:: Description of the task ::
Using the entries below, say how many of the lines carry "label". Write the number alone.

※ ※ ※

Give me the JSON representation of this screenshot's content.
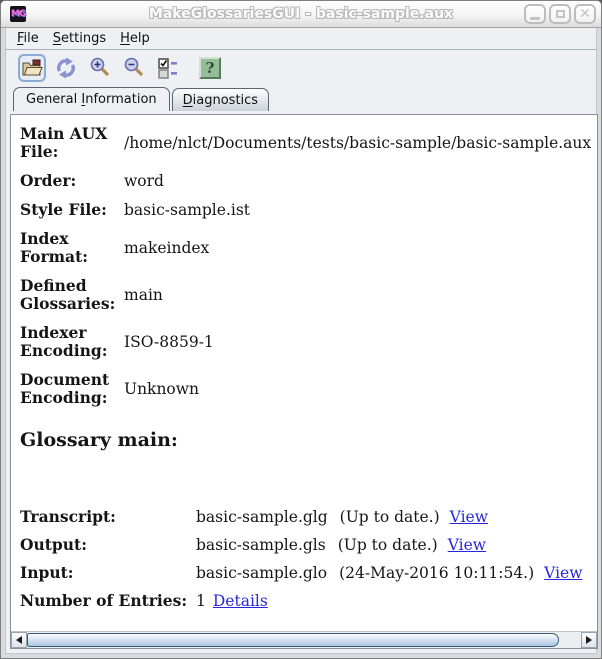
{
  "window": {
    "title": "MakeGlossariesGUI - basic-sample.aux",
    "icon_letters": "MG"
  },
  "menubar": {
    "items": [
      {
        "pre": "",
        "m": "F",
        "post": "ile"
      },
      {
        "pre": "",
        "m": "S",
        "post": "ettings"
      },
      {
        "pre": "",
        "m": "H",
        "post": "elp"
      }
    ]
  },
  "toolbar": {
    "icons": [
      "open-file",
      "reload",
      "zoom-in",
      "zoom-out",
      "diagnostic-options",
      "help"
    ],
    "help_glyph": "?"
  },
  "tabs": [
    {
      "pre": "General ",
      "m": "I",
      "post": "nformation"
    },
    {
      "pre": "",
      "m": "D",
      "post": "iagnostics"
    }
  ],
  "general": {
    "rows": [
      {
        "label": "Main AUX File:",
        "value": "/home/nlct/Documents/tests/basic-sample/basic-sample.aux"
      },
      {
        "label": "Order:",
        "value": "word"
      },
      {
        "label": "Style File:",
        "value": "basic-sample.ist"
      },
      {
        "label": "Index Format:",
        "value": "makeindex"
      },
      {
        "label": "Defined Glossaries:",
        "value": "main"
      },
      {
        "label": "Indexer Encoding:",
        "value": "ISO-8859-1"
      },
      {
        "label": "Document Encoding:",
        "value": "Unknown"
      }
    ],
    "glossary": {
      "heading": "Glossary main:",
      "rows": [
        {
          "label": "Transcript:",
          "value": "basic-sample.glg",
          "status": "(Up to date.)",
          "link": "View"
        },
        {
          "label": "Output:",
          "value": "basic-sample.gls",
          "status": "(Up to date.)",
          "link": "View"
        },
        {
          "label": "Input:",
          "value": "basic-sample.glo",
          "status": "(24-May-2016 10:11:54.)",
          "link": "View"
        },
        {
          "label": "Number of Entries:",
          "value": "1",
          "status": "",
          "link": "Details"
        }
      ]
    }
  },
  "colors": {
    "link": "#2727d8",
    "help_icon_green": "#94bd98",
    "selected_button_border": "#8cabd4",
    "scrollbar_thumb": "#a9c5e1"
  }
}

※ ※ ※

:: Answer space ::
11